__Exercise material__:
· · · · ·
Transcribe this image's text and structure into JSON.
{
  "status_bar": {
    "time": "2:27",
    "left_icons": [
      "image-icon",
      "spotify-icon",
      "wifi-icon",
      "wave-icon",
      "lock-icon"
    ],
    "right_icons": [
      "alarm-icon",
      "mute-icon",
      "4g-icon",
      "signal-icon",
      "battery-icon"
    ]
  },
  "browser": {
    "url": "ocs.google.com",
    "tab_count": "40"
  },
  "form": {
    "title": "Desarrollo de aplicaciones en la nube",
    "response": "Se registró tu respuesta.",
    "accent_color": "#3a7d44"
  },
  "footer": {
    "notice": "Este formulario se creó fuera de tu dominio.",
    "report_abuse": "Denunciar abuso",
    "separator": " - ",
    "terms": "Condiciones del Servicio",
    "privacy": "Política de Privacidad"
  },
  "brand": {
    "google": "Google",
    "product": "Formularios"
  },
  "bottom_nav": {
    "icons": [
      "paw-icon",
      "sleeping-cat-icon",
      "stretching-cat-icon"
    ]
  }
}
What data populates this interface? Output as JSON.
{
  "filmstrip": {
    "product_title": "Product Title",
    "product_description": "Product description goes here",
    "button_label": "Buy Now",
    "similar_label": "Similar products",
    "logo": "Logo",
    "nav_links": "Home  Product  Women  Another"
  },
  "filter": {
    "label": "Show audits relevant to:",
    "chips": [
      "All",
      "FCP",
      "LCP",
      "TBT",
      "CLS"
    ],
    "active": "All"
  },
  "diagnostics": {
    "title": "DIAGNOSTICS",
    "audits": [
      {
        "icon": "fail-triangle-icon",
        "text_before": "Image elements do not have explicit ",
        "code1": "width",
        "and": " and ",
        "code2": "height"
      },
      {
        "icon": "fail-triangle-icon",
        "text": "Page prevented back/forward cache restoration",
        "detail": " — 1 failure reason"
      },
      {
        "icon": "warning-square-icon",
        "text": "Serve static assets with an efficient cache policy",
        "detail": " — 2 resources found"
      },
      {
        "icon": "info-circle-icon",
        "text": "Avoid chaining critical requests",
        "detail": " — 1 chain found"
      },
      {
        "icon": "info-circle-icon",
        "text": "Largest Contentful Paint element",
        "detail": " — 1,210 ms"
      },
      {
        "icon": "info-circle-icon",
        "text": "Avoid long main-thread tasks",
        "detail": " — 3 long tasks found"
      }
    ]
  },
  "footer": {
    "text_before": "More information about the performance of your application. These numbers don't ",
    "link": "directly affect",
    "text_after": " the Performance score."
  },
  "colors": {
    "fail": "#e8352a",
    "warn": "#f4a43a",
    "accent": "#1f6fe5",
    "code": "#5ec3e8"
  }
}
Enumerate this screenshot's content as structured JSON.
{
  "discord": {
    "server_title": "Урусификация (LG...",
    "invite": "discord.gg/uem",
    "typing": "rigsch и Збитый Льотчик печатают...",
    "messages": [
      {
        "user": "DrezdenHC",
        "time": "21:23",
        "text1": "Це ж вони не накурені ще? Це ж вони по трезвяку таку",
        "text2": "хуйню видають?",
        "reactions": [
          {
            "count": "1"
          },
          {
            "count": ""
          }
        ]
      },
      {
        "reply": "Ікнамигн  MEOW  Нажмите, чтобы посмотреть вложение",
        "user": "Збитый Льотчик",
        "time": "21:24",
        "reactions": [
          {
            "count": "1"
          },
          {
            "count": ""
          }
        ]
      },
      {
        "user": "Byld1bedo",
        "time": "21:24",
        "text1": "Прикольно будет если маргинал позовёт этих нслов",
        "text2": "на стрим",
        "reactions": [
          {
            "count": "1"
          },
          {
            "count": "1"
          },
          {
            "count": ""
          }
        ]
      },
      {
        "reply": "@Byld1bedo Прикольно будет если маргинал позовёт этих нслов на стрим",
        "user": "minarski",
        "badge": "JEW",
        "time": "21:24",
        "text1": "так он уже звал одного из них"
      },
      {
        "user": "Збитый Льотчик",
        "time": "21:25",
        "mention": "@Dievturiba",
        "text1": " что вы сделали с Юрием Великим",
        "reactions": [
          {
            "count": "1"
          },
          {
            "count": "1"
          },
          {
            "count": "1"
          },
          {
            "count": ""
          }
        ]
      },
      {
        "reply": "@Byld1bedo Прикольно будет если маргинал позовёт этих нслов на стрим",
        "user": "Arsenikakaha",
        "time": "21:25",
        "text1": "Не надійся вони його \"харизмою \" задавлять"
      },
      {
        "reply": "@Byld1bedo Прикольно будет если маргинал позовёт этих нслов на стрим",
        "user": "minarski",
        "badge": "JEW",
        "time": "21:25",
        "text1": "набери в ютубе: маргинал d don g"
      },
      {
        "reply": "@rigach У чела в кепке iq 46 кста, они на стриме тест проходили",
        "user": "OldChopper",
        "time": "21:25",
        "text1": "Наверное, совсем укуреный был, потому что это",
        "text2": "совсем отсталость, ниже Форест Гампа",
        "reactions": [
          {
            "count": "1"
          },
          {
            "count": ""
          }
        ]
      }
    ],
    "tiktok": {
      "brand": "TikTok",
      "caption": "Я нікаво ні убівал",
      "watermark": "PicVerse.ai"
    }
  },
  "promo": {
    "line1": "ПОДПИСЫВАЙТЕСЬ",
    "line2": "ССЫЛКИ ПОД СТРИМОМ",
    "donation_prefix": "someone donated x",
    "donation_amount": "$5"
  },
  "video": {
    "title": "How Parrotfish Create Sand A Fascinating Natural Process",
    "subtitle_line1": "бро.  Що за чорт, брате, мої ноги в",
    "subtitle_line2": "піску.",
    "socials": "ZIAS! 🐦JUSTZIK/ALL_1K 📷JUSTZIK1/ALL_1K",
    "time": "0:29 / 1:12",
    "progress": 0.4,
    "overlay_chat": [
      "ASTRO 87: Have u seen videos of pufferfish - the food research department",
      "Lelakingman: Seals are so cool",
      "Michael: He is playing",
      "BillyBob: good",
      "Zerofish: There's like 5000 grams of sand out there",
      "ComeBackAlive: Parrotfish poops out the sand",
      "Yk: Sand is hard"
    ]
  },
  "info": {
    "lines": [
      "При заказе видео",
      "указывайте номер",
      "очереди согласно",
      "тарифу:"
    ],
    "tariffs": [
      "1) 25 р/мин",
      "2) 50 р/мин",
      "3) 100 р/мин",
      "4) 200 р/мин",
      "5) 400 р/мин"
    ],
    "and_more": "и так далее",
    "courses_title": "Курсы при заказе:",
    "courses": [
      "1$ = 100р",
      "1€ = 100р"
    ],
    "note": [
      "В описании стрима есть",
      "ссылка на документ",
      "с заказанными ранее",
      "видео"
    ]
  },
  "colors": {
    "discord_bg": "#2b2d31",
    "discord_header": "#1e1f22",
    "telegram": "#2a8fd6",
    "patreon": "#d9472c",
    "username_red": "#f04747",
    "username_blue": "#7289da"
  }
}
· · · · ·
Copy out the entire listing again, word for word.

Transcribe this image's text and structure into JSON.
{
  "status_bar": {
    "time": "2:27",
    "left_icons": [
      "image-icon",
      "spotify-icon",
      "wifi-icon",
      "wave-icon",
      "lock-icon"
    ],
    "right_icons": [
      "alarm-icon",
      "mute-icon",
      "4g-icon",
      "signal-icon",
      "battery-icon"
    ]
  },
  "browser": {
    "url": "ocs.google.com",
    "tab_count": "40"
  },
  "form": {
    "title": "Desarrollo de aplicaciones en la nube",
    "response": "Se registró tu respuesta.",
    "accent_color": "#3a7d44"
  },
  "footer": {
    "notice": "Este formulario se creó fuera de tu dominio.",
    "report_abuse": "Denunciar abuso",
    "separator": " - ",
    "terms": "Condiciones del Servicio",
    "privacy": "Política de Privacidad"
  },
  "brand": {
    "google": "Google",
    "product": "Formularios"
  },
  "bottom_nav": {
    "icons": [
      "paw-icon",
      "sleeping-cat-icon",
      "stretching-cat-icon"
    ]
  }
}
What data populates this interface? Output as JSON.
{
  "filmstrip": {
    "product_title": "Product Title",
    "product_description": "Product description goes here",
    "button_label": "Buy Now",
    "similar_label": "Similar products",
    "logo": "Logo",
    "nav_links": "Home  Product  Women  Another"
  },
  "filter": {
    "label": "Show audits relevant to:",
    "chips": [
      "All",
      "FCP",
      "LCP",
      "TBT",
      "CLS"
    ],
    "active": "All"
  },
  "diagnostics": {
    "title": "DIAGNOSTICS",
    "audits": [
      {
        "icon": "fail-triangle-icon",
        "text_before": "Image elements do not have explicit ",
        "code1": "width",
        "and": " and ",
        "code2": "height"
      },
      {
        "icon": "fail-triangle-icon",
        "text": "Page prevented back/forward cache restoration",
        "detail": " — 1 failure reason"
      },
      {
        "icon": "warning-square-icon",
        "text": "Serve static assets with an efficient cache policy",
        "detail": " — 2 resources found"
      },
      {
        "icon": "info-circle-icon",
        "text": "Avoid chaining critical requests",
        "detail": " — 1 chain found"
      },
      {
        "icon": "info-circle-icon",
        "text": "Largest Contentful Paint element",
        "detail": " — 1,210 ms"
      },
      {
        "icon": "info-circle-icon",
        "text": "Avoid long main-thread tasks",
        "detail": " — 3 long tasks found"
      }
    ]
  },
  "footer": {
    "text_before": "More information about the performance of your application. These numbers don't ",
    "link": "directly affect",
    "text_after": " the Performance score."
  },
  "colors": {
    "fail": "#e8352a",
    "warn": "#f4a43a",
    "accent": "#1f6fe5",
    "code": "#5ec3e8"
  }
}
Enumerate this screenshot's content as structured JSON.
{
  "discord": {
    "server_title": "Урусификация (LG...",
    "invite": "discord.gg/uem",
    "typing": "rigsch и Збитый Льотчик печатают...",
    "messages": [
      {
        "user": "DrezdenHC",
        "time": "21:23",
        "text1": "Це ж вони не накурені ще? Це ж вони по трезвяку таку",
        "text2": "хуйню видають?",
        "reactions": [
          {
            "count": "1"
          },
          {
            "count": ""
          }
        ]
      },
      {
        "reply": "Ікнамигн  MEOW  Нажмите, чтобы посмотреть вложение",
        "user": "Збитый Льотчик",
        "time": "21:24",
        "reactions": [
          {
            "count": "1"
          },
          {
            "count": ""
          }
        ]
      },
      {
        "user": "Byld1bedo",
        "time": "21:24",
        "text1": "Прикольно будет если маргинал позовёт этих нслов",
        "text2": "на стрим",
        "reactions": [
          {
            "count": "1"
          },
          {
            "count": "1"
          },
          {
            "count": ""
          }
        ]
      },
      {
        "reply": "@Byld1bedo Прикольно будет если маргинал позовёт этих нслов на стрим",
        "user": "minarski",
        "badge": "JEW",
        "time": "21:24",
        "text1": "так он уже звал одного из них"
      },
      {
        "user": "Збитый Льотчик",
        "time": "21:25",
        "mention": "@Dievturiba",
        "text1": " что вы сделали с Юрием Великим",
        "reactions": [
          {
            "count": "1"
          },
          {
            "count": "1"
          },
          {
            "count": "1"
          },
          {
            "count": ""
          }
        ]
      },
      {
        "reply": "@Byld1bedo Прикольно будет если маргинал позовёт этих нслов на стрим",
        "user": "Arsenikakaha",
        "time": "21:25",
        "text1": "Не надійся вони його \"харизмою \" задавлять"
      },
      {
        "reply": "@Byld1bedo Прикольно будет если маргинал позовёт этих нслов на стрим",
        "user": "minarski",
        "badge": "JEW",
        "time": "21:25",
        "text1": "набери в ютубе: маргинал d don g"
      },
      {
        "reply": "@rigach У чела в кепке iq 46 кста, они на стриме тест проходили",
        "user": "OldChopper",
        "time": "21:25",
        "text1": "Наверное, совсем укуреный был, потому что это",
        "text2": "совсем отсталость, ниже Форест Гампа",
        "reactions": [
          {
            "count": "1"
          },
          {
            "count": ""
          }
        ]
      }
    ],
    "tiktok": {
      "brand": "TikTok",
      "caption": "Я нікаво ні убівал",
      "watermark": "PicVerse.ai"
    }
  },
  "promo": {
    "line1": "ПОДПИСЫВАЙТЕСЬ",
    "line2": "ССЫЛКИ ПОД СТРИМОМ",
    "donation_prefix": "someone donated x",
    "donation_amount": "$5"
  },
  "video": {
    "title": "How Parrotfish Create Sand A Fascinating Natural Process",
    "subtitle_line1": "бро.  Що за чорт, брате, мої ноги в",
    "subtitle_line2": "піску.",
    "socials": "ZIAS! 🐦JUSTZIK/ALL_1K 📷JUSTZIK1/ALL_1K",
    "time": "0:29 / 1:12",
    "progress": 0.4,
    "overlay_chat": [
      "ASTRO 87: Have u seen videos of pufferfish - the food research department",
      "Lelakingman: Seals are so cool",
      "Michael: He is playing",
      "BillyBob: good",
      "Zerofish: There's like 5000 grams of sand out there",
      "ComeBackAlive: Parrotfish poops out the sand",
      "Yk: Sand is hard"
    ]
  },
  "info": {
    "lines": [
      "При заказе видео",
      "указывайте номер",
      "очереди согласно",
      "тарифу:"
    ],
    "tariffs": [
      "1) 25 р/мин",
      "2) 50 р/мин",
      "3) 100 р/мин",
      "4) 200 р/мин",
      "5) 400 р/мин"
    ],
    "and_more": "и так далее",
    "courses_title": "Курсы при заказе:",
    "courses": [
      "1$ = 100р",
      "1€ = 100р"
    ],
    "note": [
      "В описании стрима есть",
      "ссылка на документ",
      "с заказанными ранее",
      "видео"
    ]
  },
  "colors": {
    "discord_bg": "#2b2d31",
    "discord_header": "#1e1f22",
    "telegram": "#2a8fd6",
    "patreon": "#d9472c",
    "username_red": "#f04747",
    "username_blue": "#7289da"
  }
}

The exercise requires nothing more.